(What is being asked): Each line from the one with "What's the underlying" through the last line of the records must be output exactly, both ends included.

☆ ☆ ☆ ☆ ☆ ☆ ☆

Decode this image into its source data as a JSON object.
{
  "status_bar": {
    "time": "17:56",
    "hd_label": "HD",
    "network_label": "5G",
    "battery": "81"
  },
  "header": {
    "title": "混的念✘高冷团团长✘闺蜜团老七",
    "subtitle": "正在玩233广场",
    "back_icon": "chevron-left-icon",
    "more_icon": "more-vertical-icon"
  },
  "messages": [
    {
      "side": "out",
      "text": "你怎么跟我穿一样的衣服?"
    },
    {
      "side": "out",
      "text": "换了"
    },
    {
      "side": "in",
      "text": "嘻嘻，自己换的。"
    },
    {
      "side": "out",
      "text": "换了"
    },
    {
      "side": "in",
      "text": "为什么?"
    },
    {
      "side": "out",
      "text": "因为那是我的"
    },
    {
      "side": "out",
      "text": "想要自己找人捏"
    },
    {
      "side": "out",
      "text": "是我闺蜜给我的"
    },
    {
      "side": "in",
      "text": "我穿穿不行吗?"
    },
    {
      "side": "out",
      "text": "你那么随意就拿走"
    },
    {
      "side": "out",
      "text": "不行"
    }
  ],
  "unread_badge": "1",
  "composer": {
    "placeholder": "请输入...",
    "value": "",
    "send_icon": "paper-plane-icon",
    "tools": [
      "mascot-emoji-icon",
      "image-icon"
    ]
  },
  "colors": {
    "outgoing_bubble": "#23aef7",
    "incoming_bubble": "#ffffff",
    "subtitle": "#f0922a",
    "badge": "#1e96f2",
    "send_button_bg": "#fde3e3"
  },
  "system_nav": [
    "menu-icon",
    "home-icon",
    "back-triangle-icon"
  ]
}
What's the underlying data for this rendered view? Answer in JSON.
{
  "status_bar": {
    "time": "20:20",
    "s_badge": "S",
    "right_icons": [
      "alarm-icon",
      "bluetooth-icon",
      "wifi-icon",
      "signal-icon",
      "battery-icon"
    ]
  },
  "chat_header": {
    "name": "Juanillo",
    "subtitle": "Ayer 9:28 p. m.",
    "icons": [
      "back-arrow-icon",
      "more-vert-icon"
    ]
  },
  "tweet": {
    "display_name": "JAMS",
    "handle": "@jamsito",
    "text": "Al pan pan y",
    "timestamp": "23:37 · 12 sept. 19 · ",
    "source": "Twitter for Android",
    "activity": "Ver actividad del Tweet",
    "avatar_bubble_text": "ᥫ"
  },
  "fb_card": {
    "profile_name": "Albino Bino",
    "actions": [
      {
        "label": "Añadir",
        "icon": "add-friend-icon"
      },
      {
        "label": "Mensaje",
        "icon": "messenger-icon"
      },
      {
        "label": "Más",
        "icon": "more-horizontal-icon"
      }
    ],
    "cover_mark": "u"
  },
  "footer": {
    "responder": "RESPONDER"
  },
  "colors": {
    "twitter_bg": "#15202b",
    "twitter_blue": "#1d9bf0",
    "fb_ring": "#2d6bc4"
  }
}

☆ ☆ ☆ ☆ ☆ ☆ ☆

(Exercise answer):
What's the underlying data for this rendered view? Answer in JSON.
{
  "status_bar": {
    "time": "20:20",
    "s_badge": "S",
    "right_icons": [
      "alarm-icon",
      "bluetooth-icon",
      "wifi-icon",
      "signal-icon",
      "battery-icon"
    ]
  },
  "chat_header": {
    "name": "Juanillo",
    "subtitle": "Ayer 9:28 p. m.",
    "icons": [
      "back-arrow-icon",
      "more-vert-icon"
    ]
  },
  "tweet": {
    "display_name": "JAMS",
    "handle": "@jamsito",
    "text": "Al pan pan y",
    "timestamp": "23:37 · 12 sept. 19 · ",
    "source": "Twitter for Android",
    "activity": "Ver actividad del Tweet",
    "avatar_bubble_text": "ᥫ"
  },
  "fb_card": {
    "profile_name": "Albino Bino",
    "actions": [
      {
        "label": "Añadir",
        "icon": "add-friend-icon"
      },
      {
        "label": "Mensaje",
        "icon": "messenger-icon"
      },
      {
        "label": "Más",
        "icon": "more-horizontal-icon"
      }
    ],
    "cover_mark": "u"
  },
  "footer": {
    "responder": "RESPONDER"
  },
  "colors": {
    "twitter_bg": "#15202b",
    "twitter_blue": "#1d9bf0",
    "fb_ring": "#2d6bc4"
  }
}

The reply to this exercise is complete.